Plant uptake is one of the environmental processes that influence contaminant fate. Understanding the magnitude and rate of plant uptake is critical to assessing potential crop contamination and the development of phytoremediation technologies. We determined (1) the partition-dominated equilibrium sorption of lindane (LDN) and hexachlorobenzene (HCB) by roots and shoots of wheat seedlings, (2) the kinetic uptake of LDN and HCB by roots and shoots of wheat seedlings, (3) the kinetic uptake of HCB, tetrachloroethylene (PCE), and trichloroethylene (TCE) by roots and shoots of ryegrass seedlings, and (4) the lipid, carbohydrate, and water contents of the plants. Although the determined sorption and the plant composition together suggest the predominant role of plant lipids for the sorption of LDN and HCB, the predicted partition with lipids of LDN and HCB using the octanol-water partition coefficients is notably lower than the measured sorption, due presumably to underestimation of the plant lipid contents and to the fact that octanol is less effective as a partition medium than plant lipids. The equilibrium sorption or the estimated partition can be viewed as the kinetic uptake limits. The uptakes of LDN, PCE, and TCE from water at fixed concentrations increased with exposure time in approach to steady states. The uptake of HCB did not reach a plateau within the tested time because of its exceptionally high partition coefficient. In all of the cases, the observed uptakes were lower than their respective limits, due presumably to contaminant dissipation in and limited water transpiration by the plants. ?? 2005 American Chemical Society.

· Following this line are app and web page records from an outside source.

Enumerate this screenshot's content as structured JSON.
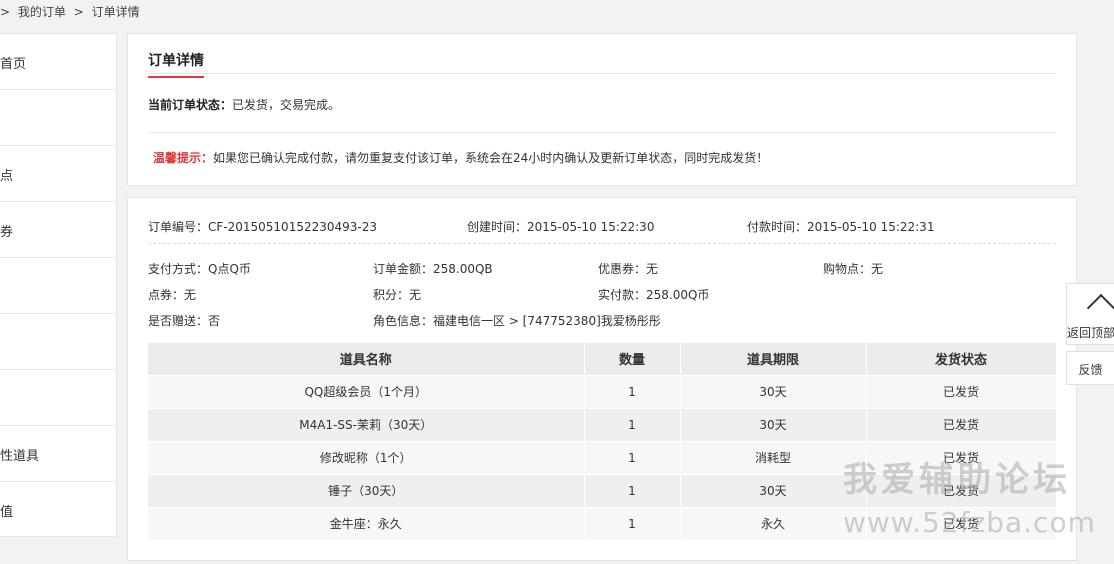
{
  "breadcrumb": {
    "sep1": ">",
    "item1": "我的订单",
    "sep2": ">",
    "item2": "订单详情"
  },
  "sidebar": {
    "items": [
      {
        "label": "首页"
      },
      {
        "label": ""
      },
      {
        "label": "点"
      },
      {
        "label": "券"
      },
      {
        "label": ""
      },
      {
        "label": ""
      },
      {
        "label": ""
      },
      {
        "label": "性道具"
      },
      {
        "label": "值"
      }
    ]
  },
  "order_panel": {
    "tab": "订单详情",
    "status_label": "当前订单状态：",
    "status_value": "已发货，交易完成。",
    "tip_label": "温馨提示：",
    "tip_text": "如果您已确认完成付款，请勿重复支付该订单，系统会在24小时内确认及更新订单状态，同时完成发货！"
  },
  "order_meta": {
    "order_no": "订单编号：CF-20150510152230493-23",
    "created": "创建时间：2015-05-10 15:22:30",
    "paid": "付款时间：2015-05-10 15:22:31"
  },
  "order_info": {
    "pay_method": "支付方式：Q点Q币",
    "amount": "订单金额：258.00QB",
    "coupon": "优惠券：无",
    "shop_points": "购物点：无",
    "point_coupon": "点券：无",
    "score": "积分：无",
    "actual_paid": "实付款：258.00Q币",
    "is_gift": "是否赠送：否",
    "role_info": "角色信息：福建电信一区 > [747752380]我爱杨彤彤"
  },
  "items_table": {
    "headers": [
      "道具名称",
      "数量",
      "道具期限",
      "发货状态"
    ],
    "rows": [
      [
        "QQ超级会员（1个月）",
        "1",
        "30天",
        "已发货"
      ],
      [
        "M4A1-SS-茉莉（30天）",
        "1",
        "30天",
        "已发货"
      ],
      [
        "修改昵称（1个）",
        "1",
        "消耗型",
        "已发货"
      ],
      [
        "锤子（30天）",
        "1",
        "30天",
        "已发货"
      ],
      [
        "金牛座：永久",
        "1",
        "永久",
        "已发货"
      ]
    ]
  },
  "float_buttons": {
    "back_top": "返回顶部",
    "feedback": "反馈"
  },
  "watermark": {
    "cn": "我爱辅助论坛",
    "url": "www.52fzba.com"
  }
}
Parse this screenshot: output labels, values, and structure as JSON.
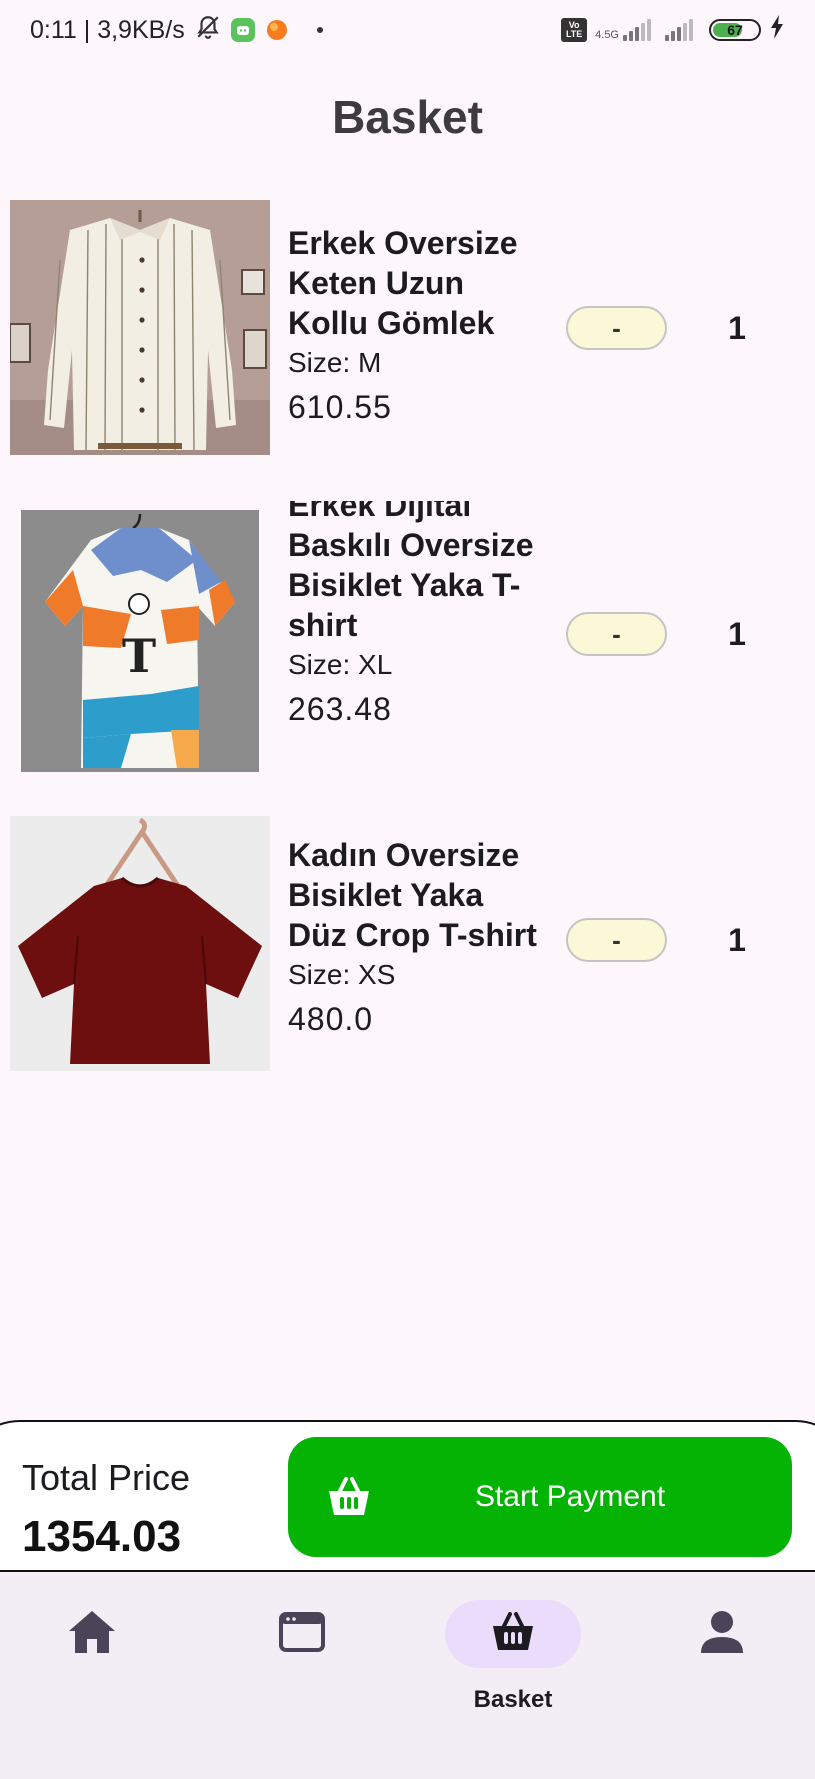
{
  "status_bar": {
    "time_speed": "0:11 | 3,9KB/s",
    "network_type": "4.5G",
    "volte": "Vo LTE",
    "battery": "67"
  },
  "header": {
    "title": "Basket"
  },
  "items": [
    {
      "name": "Erkek Oversize Keten Uzun Kollu Gömlek",
      "size": "Size: M",
      "price": "610.55",
      "minus_label": "-",
      "quantity": "1"
    },
    {
      "name": "Erkek Dijital Baskılı Oversize Bisiklet Yaka T-shirt",
      "size": "Size: XL",
      "price": "263.48",
      "minus_label": "-",
      "quantity": "1"
    },
    {
      "name": "Kadın Oversize Bisiklet Yaka Düz Crop T-shirt",
      "size": "Size: XS",
      "price": "480.0",
      "minus_label": "-",
      "quantity": "1"
    }
  ],
  "checkout": {
    "total_label": "Total Price",
    "total_value": "1354.03",
    "pay_button_label": "Start Payment",
    "pay_button_color": "#04b304"
  },
  "bottom_nav": {
    "items": [
      {
        "icon": "home-icon",
        "label": ""
      },
      {
        "icon": "browser-window-icon",
        "label": ""
      },
      {
        "icon": "basket-icon",
        "label": "Basket",
        "active": true
      },
      {
        "icon": "person-icon",
        "label": ""
      }
    ]
  }
}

Additional Publication Details

Publication type:
Article
Publication Subtype:
Journal Article
Title:
Relation of organic contaminant equilibrium sorption and kinetic uptake in plants
Series title:
Environmental Science and Technology
DOI:
10.1021/es050424z
Volume
39
Issue:
13
Year Published:
2005
Language:
English
Larger Work Type:
Article
Larger Work Subtype:
Journal Article
Larger Work Title:
Environmental Science and Technology
First page:
4864
Last page:
4870